That being said, much has been made of the recent heat wave that has gripped much of the lower 48, including the Blue Grass state. It has been confirmed that this past July was the nation's 2nd hottest in recorded history. According to NOAA's National Climatic Data Center, the average temperature for the contiguous states was 77.2 degrees, just .3 shy of July 1936, which still stands at the nation's hottest. Triple digit heat invaded much of the central U.S. last month, though much of the Blue Grass state was spared the brunt of the highest heat.
Interestingly, 100 degree weather in Bowling Green has been scarce in the new millennium. Did you know our last official 100 degree day happened back on September 5, 1999? It's true! Despite a few close calls (including Thursday's 99 degree high), we've gone an amazing seven years since hitting the century mark, our longest such streak since going 11 years without a 100-degree day from the summer of 1966 to the summer of 1977. On July 14, 1966, the high in Bowling Green was 102, and it took us until July 8, 1977 to see the mercury crack 100 degrees again. Pretty remarkable!
On the flip side of that coin, some of our hottest years included numerous days of triple digit heat (and, by the way, we're talking actual temperatures here, NOT heat indices). In 1980, Bowling Green sizzled with NINE days of 100 degree weather in July and August. The mercury topped out at 100 or above on six occasions in 1983 and again in 1999.
Speaking of 1999, the final three days of July that year saw the thermometer reach the century mark, our longest such streak in recent years. What's the longest? Well, two years share that dubious honor...those being 1930 and 1934. Seven straight days--August 2nd to August 8th, 1930--featured 100 degree weather (including 110 on the 8th), with a similar streak recorded from July 21st-27th, 1934. It's worthy of noting that those years, along with 1936, were part of the infamous Great Depression AND the "Dust Bowl" era. Air conditioning was a luxury that few possessed back then. Just thinking of that makes those years seem even hotter!!

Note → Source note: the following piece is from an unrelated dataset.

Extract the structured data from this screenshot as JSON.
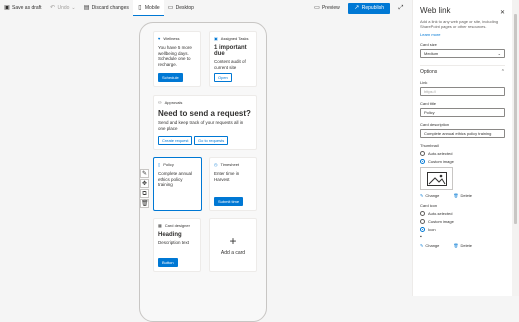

Allright, that concludes our lesson for this time. Here's hoping we go another year before reaching 100 degrees again!